======== Records to use ========
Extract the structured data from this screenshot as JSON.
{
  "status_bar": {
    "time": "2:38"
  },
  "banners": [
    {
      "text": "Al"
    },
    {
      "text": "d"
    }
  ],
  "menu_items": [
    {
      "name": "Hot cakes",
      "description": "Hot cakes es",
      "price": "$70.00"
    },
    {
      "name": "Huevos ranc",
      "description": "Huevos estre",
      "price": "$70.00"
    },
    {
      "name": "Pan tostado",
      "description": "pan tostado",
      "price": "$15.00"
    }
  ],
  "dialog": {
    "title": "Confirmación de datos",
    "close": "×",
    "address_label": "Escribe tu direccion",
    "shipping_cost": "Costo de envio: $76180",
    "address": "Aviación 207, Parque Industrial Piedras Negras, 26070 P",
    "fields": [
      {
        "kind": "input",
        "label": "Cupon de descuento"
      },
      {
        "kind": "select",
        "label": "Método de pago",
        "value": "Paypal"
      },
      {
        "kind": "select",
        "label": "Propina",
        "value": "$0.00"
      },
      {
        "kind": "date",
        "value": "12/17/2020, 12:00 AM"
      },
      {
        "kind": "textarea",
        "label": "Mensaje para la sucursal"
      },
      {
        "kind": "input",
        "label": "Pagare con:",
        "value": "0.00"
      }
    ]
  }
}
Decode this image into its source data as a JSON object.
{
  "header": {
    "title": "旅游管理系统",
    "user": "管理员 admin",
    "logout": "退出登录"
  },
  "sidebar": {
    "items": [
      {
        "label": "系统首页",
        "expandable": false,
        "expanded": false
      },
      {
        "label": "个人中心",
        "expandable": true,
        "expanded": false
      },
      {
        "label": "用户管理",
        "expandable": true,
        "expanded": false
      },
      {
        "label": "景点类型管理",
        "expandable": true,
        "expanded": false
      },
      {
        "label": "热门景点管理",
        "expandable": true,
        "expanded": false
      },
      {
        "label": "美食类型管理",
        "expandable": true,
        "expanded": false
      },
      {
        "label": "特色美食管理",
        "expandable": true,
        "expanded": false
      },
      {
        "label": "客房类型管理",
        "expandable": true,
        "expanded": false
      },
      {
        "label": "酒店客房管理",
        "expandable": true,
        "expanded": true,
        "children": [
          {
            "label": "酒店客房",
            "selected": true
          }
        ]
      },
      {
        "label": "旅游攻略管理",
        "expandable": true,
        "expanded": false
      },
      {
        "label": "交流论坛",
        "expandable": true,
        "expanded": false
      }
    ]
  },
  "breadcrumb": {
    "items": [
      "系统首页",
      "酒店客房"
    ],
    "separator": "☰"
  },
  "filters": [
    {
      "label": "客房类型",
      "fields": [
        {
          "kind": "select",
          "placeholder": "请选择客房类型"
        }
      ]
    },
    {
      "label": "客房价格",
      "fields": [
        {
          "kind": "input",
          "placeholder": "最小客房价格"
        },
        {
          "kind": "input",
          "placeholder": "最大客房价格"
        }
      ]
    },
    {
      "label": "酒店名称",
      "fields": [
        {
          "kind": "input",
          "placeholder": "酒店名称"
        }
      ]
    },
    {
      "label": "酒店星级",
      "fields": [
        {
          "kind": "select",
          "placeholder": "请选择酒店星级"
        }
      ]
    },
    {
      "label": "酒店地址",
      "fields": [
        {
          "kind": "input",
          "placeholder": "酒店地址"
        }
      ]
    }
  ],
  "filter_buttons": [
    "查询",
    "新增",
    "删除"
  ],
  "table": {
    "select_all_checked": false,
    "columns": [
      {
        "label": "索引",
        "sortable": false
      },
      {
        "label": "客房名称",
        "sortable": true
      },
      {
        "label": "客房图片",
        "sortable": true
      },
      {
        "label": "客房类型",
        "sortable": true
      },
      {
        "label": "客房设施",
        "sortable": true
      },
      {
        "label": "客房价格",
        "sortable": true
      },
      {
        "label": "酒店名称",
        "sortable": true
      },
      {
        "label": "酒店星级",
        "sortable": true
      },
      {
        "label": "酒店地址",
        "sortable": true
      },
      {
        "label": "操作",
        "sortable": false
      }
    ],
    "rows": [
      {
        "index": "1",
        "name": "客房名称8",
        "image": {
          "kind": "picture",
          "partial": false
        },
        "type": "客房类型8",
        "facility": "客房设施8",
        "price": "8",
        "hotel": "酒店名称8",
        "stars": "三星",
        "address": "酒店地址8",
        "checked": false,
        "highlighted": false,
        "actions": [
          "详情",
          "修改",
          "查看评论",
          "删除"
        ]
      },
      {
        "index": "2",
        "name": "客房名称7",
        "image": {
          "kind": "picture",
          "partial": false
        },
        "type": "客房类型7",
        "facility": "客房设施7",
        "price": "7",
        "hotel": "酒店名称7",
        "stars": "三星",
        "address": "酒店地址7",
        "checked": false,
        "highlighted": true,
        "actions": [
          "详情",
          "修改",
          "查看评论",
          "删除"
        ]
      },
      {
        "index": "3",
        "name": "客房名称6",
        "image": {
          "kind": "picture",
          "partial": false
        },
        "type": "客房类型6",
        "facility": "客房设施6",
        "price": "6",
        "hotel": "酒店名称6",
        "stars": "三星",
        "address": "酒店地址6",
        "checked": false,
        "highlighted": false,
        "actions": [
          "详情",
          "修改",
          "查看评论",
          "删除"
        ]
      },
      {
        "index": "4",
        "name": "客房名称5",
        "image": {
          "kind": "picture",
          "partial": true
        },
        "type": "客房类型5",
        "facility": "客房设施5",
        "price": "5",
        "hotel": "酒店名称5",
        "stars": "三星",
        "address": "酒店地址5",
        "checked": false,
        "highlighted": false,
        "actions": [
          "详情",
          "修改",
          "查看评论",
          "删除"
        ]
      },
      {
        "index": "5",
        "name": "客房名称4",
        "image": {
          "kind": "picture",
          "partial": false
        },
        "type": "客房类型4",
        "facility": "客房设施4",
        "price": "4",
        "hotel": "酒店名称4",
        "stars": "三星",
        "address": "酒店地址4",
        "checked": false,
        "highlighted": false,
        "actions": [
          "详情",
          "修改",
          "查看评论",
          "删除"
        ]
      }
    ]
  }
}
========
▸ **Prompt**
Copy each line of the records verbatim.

▸ **Response to the exercise**
Extract the structured data from this screenshot as JSON.
{
  "status_bar": {
    "time": "2:38"
  },
  "banners": [
    {
      "text": "Al"
    },
    {
      "text": "d"
    }
  ],
  "menu_items": [
    {
      "name": "Hot cakes",
      "description": "Hot cakes es",
      "price": "$70.00"
    },
    {
      "name": "Huevos ranc",
      "description": "Huevos estre",
      "price": "$70.00"
    },
    {
      "name": "Pan tostado",
      "description": "pan tostado",
      "price": "$15.00"
    }
  ],
  "dialog": {
    "title": "Confirmación de datos",
    "close": "×",
    "address_label": "Escribe tu direccion",
    "shipping_cost": "Costo de envio: $76180",
    "address": "Aviación 207, Parque Industrial Piedras Negras, 26070 P",
    "fields": [
      {
        "kind": "input",
        "label": "Cupon de descuento"
      },
      {
        "kind": "select",
        "label": "Método de pago",
        "value": "Paypal"
      },
      {
        "kind": "select",
        "label": "Propina",
        "value": "$0.00"
      },
      {
        "kind": "date",
        "value": "12/17/2020, 12:00 AM"
      },
      {
        "kind": "textarea",
        "label": "Mensaje para la sucursal"
      },
      {
        "kind": "input",
        "label": "Pagare con:",
        "value": "0.00"
      }
    ]
  }
}
Decode this image into its source data as a JSON object.
{
  "header": {
    "title": "旅游管理系统",
    "user": "管理员 admin",
    "logout": "退出登录"
  },
  "sidebar": {
    "items": [
      {
        "label": "系统首页",
        "expandable": false,
        "expanded": false
      },
      {
        "label": "个人中心",
        "expandable": true,
        "expanded": false
      },
      {
        "label": "用户管理",
        "expandable": true,
        "expanded": false
      },
      {
        "label": "景点类型管理",
        "expandable": true,
        "expanded": false
      },
      {
        "label": "热门景点管理",
        "expandable": true,
        "expanded": false
      },
      {
        "label": "美食类型管理",
        "expandable": true,
        "expanded": false
      },
      {
        "label": "特色美食管理",
        "expandable": true,
        "expanded": false
      },
      {
        "label": "客房类型管理",
        "expandable": true,
        "expanded": false
      },
      {
        "label": "酒店客房管理",
        "expandable": true,
        "expanded": true,
        "children": [
          {
            "label": "酒店客房",
            "selected": true
          }
        ]
      },
      {
        "label": "旅游攻略管理",
        "expandable": true,
        "expanded": false
      },
      {
        "label": "交流论坛",
        "expandable": true,
        "expanded": false
      }
    ]
  },
  "breadcrumb": {
    "items": [
      "系统首页",
      "酒店客房"
    ],
    "separator": "☰"
  },
  "filters": [
    {
      "label": "客房类型",
      "fields": [
        {
          "kind": "select",
          "placeholder": "请选择客房类型"
        }
      ]
    },
    {
      "label": "客房价格",
      "fields": [
        {
          "kind": "input",
          "placeholder": "最小客房价格"
        },
        {
          "kind": "input",
          "placeholder": "最大客房价格"
        }
      ]
    },
    {
      "label": "酒店名称",
      "fields": [
        {
          "kind": "input",
          "placeholder": "酒店名称"
        }
      ]
    },
    {
      "label": "酒店星级",
      "fields": [
        {
          "kind": "select",
          "placeholder": "请选择酒店星级"
        }
      ]
    },
    {
      "label": "酒店地址",
      "fields": [
        {
          "kind": "input",
          "placeholder": "酒店地址"
        }
      ]
    }
  ],
  "filter_buttons": [
    "查询",
    "新增",
    "删除"
  ],
  "table": {
    "select_all_checked": false,
    "columns": [
      {
        "label": "索引",
        "sortable": false
      },
      {
        "label": "客房名称",
        "sortable": true
      },
      {
        "label": "客房图片",
        "sortable": true
      },
      {
        "label": "客房类型",
        "sortable": true
      },
      {
        "label": "客房设施",
        "sortable": true
      },
      {
        "label": "客房价格",
        "sortable": true
      },
      {
        "label": "酒店名称",
        "sortable": true
      },
      {
        "label": "酒店星级",
        "sortable": true
      },
      {
        "label": "酒店地址",
        "sortable": true
      },
      {
        "label": "操作",
        "sortable": false
      }
    ],
    "rows": [
      {
        "index": "1",
        "name": "客房名称8",
        "image": {
          "kind": "picture",
          "partial": false
        },
        "type": "客房类型8",
        "facility": "客房设施8",
        "price": "8",
        "hotel": "酒店名称8",
        "stars": "三星",
        "address": "酒店地址8",
        "checked": false,
        "highlighted": false,
        "actions": [
          "详情",
          "修改",
          "查看评论",
          "删除"
        ]
      },
      {
        "index": "2",
        "name": "客房名称7",
        "image": {
          "kind": "picture",
          "partial": false
        },
        "type": "客房类型7",
        "facility": "客房设施7",
        "price": "7",
        "hotel": "酒店名称7",
        "stars": "三星",
        "address": "酒店地址7",
        "checked": false,
        "highlighted": true,
        "actions": [
          "详情",
          "修改",
          "查看评论",
          "删除"
        ]
      },
      {
        "index": "3",
        "name": "客房名称6",
        "image": {
          "kind": "picture",
          "partial": false
        },
        "type": "客房类型6",
        "facility": "客房设施6",
        "price": "6",
        "hotel": "酒店名称6",
        "stars": "三星",
        "address": "酒店地址6",
        "checked": false,
        "highlighted": false,
        "actions": [
          "详情",
          "修改",
          "查看评论",
          "删除"
        ]
      },
      {
        "index": "4",
        "name": "客房名称5",
        "image": {
          "kind": "picture",
          "partial": true
        },
        "type": "客房类型5",
        "facility": "客房设施5",
        "price": "5",
        "hotel": "酒店名称5",
        "stars": "三星",
        "address": "酒店地址5",
        "checked": false,
        "highlighted": false,
        "actions": [
          "详情",
          "修改",
          "查看评论",
          "删除"
        ]
      },
      {
        "index": "5",
        "name": "客房名称4",
        "image": {
          "kind": "picture",
          "partial": false
        },
        "type": "客房类型4",
        "facility": "客房设施4",
        "price": "4",
        "hotel": "酒店名称4",
        "stars": "三星",
        "address": "酒店地址4",
        "checked": false,
        "highlighted": false,
        "actions": [
          "详情",
          "修改",
          "查看评论",
          "删除"
        ]
      }
    ]
  }
}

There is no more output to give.